In the United States today, over 120,000 people await organ donation for life-threatening illnesses. Unfortunately, twenty-two people die each day because demand far outweighs supply. However, that may soon change. Radically, bold moves in stem cell research and 3D printing are offering new hope that may eliminate the need for organ donation. Additionally, these same discoveries have tremendous implications for neurological disorders. 3D printing for medical use and neurological stem cell technology could eventually be a mainstream technique. Several innovative companies and bioengineering experts are leading the way.
Understanding 3D Printing for Medical Use
The use of neurological stem cell technology is not necessarily new. In fact, researchers have actively studied stem cell research for Parkinson’s disease and spinal cord injuries for many years. But 3D printing for medical use is accelerating the potential of neurological stem cell technology.
There were injections or surgical implants of stem cells available in the past with the hope they would survive and function. However, there were limitations to the positive outcomes from these studies. With 3D printing for medical use, however, results look to be much more promising and exciting.
The printing “bio-ink” for medical 3D printing are stem cells. Of course, the ink requires a special kind of “paper” for printing. Interestingly, bioengineers utilize other types of structures for the printing of neurological stem cell technology. The resultant 3D structure then allows these stem cells to develop into specific neuronal tissues or even neurological organs themselves And because stem cells come from the person being treated, tissue rejection chances are much less.
Bold Potential for Common Brain Diseases
Brain transplants are not on the horizon…yet. But 3D printing for medical use offers tremendous potential for treating common neurological disorders in the very near future. Specifically, neurological stem cell technology could be a key to treatments in Parkinson’s disease, epilepsy, brain trauma, and even schizophrenia.
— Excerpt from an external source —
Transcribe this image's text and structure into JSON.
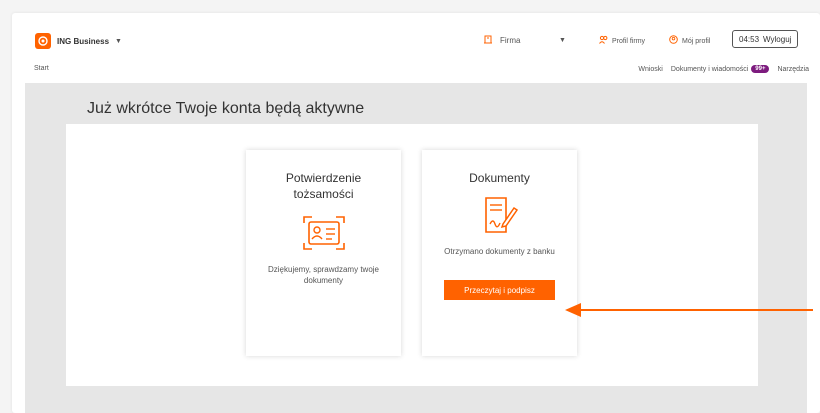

In essence, 3D printing for medical use could allow neurological stem cell technology to replace dysfunction or degenerative neurons.
At the University of Wollongong in Australia, researchers have been pursuing this approach for over a year. They printed pluripotent stem cells onto a 3D scaffold to create neurons that made specific brain chemicals. The goal is to then place these cells in the brains of patients with specific conditions lacking these neurotransmitters. This is how neurological stem cell technology could restore function to a variety of neurological illnesses.
Major Headway for Spinal Cord Injury Treatment
In addition to treating neurological diseases of the brain, neurological stem cell technology also offers promise for spinal cord injuries. In the U.S., over 17,000 new spinal cord injuries occur each year with notable disabilities. However, at the University of Minnesota, researchers have successfully used 3D printing for medical use to help these individuals.
Funded by Conquer Paralysis Now, specialized stem cells are printed onto a silicone structure. This structure is then inserted as a “bridge” between healthy spinal cord areas. Researchers are finding that roughly three-quarters of the stem cells are surviving, which is a marked improvement. Thus, this form of neuromedicine could offer a radical new option of care.
Advancing Care Through Research
Indeed, 3D printing for medical use and neurological stem cell technology is exciting in terms of new disease treatments. But other companies are advancing discoveries by facilitating neurological research. Celprogen, Inc., is recognized as a bold business leader in stem cell research and therapeutics. Recently, the company successfully used 3D printing for medical use to recreate an entire brain from stem cells.
While this does not offer any direct treatment options, it does enable researchers to have access to brain tissue for study. This means that there is an acceleration in the capacity to understand neurological diseases and research the effects of new drugs. For example, stem cells from a Parkinson’s disease patient could recreate a “Parkinson’s brain” for active research. Not only does this avoid animal research, it speeds up the investigative process as well.
Challenges Ahead for Neurological Stem Cell Technology
Several obstacles exist for 3D printing for medical use. For one, all tissues need blood circulation. Matching up a person’s existing blood vessels with that of 3D-printed tissues poses a challenge. Likewise, some stem cell types have the potential for developing into tumors called teratomas. However, ongoing research is actively looking to solve these problems. And thus far, there clearly spells progress. Given the speed at which these developments are proceeding, 3D printing for medical use is likely right around the corner.